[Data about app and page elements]

::::

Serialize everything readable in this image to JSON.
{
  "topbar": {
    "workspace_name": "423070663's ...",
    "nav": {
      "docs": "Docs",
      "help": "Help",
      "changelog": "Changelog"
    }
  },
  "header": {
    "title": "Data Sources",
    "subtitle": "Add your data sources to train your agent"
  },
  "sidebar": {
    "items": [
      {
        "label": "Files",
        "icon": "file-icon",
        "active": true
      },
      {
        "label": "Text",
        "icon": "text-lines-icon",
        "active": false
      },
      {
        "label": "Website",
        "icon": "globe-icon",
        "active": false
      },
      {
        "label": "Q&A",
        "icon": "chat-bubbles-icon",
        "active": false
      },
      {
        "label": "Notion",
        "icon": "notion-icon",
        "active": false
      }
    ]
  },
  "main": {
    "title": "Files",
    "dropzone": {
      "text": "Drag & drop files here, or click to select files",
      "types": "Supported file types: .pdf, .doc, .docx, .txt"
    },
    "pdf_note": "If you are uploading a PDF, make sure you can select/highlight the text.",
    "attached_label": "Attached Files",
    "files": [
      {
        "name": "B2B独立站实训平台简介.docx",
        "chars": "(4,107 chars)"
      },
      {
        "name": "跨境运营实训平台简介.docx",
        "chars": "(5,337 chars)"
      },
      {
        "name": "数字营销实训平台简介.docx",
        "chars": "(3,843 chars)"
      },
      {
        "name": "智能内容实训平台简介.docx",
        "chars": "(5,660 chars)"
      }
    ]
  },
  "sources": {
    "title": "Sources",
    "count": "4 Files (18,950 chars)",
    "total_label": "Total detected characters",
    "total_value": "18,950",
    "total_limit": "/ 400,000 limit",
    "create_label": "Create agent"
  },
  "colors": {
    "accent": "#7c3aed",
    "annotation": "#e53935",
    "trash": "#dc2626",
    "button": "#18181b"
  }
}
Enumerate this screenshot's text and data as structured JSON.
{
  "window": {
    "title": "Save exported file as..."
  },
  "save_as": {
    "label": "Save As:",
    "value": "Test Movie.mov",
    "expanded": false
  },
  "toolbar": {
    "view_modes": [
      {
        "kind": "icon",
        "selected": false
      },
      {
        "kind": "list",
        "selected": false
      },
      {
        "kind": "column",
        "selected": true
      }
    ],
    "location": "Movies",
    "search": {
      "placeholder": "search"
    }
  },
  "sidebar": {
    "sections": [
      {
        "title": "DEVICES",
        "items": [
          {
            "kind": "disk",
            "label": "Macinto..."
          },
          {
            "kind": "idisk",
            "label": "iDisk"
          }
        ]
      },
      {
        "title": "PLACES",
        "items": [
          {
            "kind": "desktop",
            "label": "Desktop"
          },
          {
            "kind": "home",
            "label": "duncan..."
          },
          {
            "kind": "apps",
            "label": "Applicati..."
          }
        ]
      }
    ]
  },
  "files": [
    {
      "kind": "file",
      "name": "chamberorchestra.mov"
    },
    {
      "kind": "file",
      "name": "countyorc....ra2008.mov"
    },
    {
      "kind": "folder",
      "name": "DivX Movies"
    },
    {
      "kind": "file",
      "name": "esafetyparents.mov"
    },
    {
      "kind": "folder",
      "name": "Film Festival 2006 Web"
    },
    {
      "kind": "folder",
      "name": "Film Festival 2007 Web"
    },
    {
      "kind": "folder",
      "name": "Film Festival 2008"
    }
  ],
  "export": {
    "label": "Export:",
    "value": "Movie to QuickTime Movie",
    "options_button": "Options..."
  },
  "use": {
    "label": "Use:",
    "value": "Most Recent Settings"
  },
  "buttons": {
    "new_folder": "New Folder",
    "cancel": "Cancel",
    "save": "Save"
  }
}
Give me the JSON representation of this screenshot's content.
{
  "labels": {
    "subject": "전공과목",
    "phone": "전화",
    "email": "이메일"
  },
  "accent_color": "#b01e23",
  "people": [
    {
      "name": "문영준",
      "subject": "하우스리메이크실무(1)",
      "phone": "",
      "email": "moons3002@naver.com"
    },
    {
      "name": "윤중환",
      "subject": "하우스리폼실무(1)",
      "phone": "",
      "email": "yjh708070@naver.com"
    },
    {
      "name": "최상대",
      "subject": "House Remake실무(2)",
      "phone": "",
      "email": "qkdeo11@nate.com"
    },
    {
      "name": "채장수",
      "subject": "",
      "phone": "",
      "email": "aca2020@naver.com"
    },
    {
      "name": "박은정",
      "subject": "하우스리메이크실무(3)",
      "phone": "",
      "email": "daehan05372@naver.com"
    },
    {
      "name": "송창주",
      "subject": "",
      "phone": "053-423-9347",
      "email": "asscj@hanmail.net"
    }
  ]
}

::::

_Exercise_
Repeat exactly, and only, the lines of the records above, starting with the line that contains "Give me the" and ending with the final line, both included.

_Solution for this task_
Give me the JSON representation of this screenshot's content.
{
  "labels": {
    "subject": "전공과목",
    "phone": "전화",
    "email": "이메일"
  },
  "accent_color": "#b01e23",
  "people": [
    {
      "name": "문영준",
      "subject": "하우스리메이크실무(1)",
      "phone": "",
      "email": "moons3002@naver.com"
    },
    {
      "name": "윤중환",
      "subject": "하우스리폼실무(1)",
      "phone": "",
      "email": "yjh708070@naver.com"
    },
    {
      "name": "최상대",
      "subject": "House Remake실무(2)",
      "phone": "",
      "email": "qkdeo11@nate.com"
    },
    {
      "name": "채장수",
      "subject": "",
      "phone": "",
      "email": "aca2020@naver.com"
    },
    {
      "name": "박은정",
      "subject": "하우스리메이크실무(3)",
      "phone": "",
      "email": "daehan05372@naver.com"
    },
    {
      "name": "송창주",
      "subject": "",
      "phone": "053-423-9347",
      "email": "asscj@hanmail.net"
    }
  ]
}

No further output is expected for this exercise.